* _YOUR TASK_
Each line below must be set down exactly as it stands.

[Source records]
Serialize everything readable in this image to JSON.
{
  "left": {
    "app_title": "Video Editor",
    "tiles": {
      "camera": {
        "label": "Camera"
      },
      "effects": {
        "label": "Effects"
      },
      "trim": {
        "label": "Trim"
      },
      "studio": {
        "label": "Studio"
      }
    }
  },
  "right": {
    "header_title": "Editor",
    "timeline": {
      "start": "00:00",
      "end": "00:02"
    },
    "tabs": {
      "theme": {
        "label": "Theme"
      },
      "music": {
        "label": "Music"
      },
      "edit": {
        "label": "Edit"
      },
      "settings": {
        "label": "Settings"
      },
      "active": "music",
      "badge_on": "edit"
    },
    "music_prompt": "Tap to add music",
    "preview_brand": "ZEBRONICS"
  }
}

* _EXERCISE RESPONSE_
Serialize everything readable in this image to JSON.
{
  "left": {
    "app_title": "Video Editor",
    "tiles": {
      "camera": {
        "label": "Camera"
      },
      "effects": {
        "label": "Effects"
      },
      "trim": {
        "label": "Trim"
      },
      "studio": {
        "label": "Studio"
      }
    }
  },
  "right": {
    "header_title": "Editor",
    "timeline": {
      "start": "00:00",
      "end": "00:02"
    },
    "tabs": {
      "theme": {
        "label": "Theme"
      },
      "music": {
        "label": "Music"
      },
      "edit": {
        "label": "Edit"
      },
      "settings": {
        "label": "Settings"
      },
      "active": "music",
      "badge_on": "edit"
    },
    "music_prompt": "Tap to add music",
    "preview_brand": "ZEBRONICS"
  }
}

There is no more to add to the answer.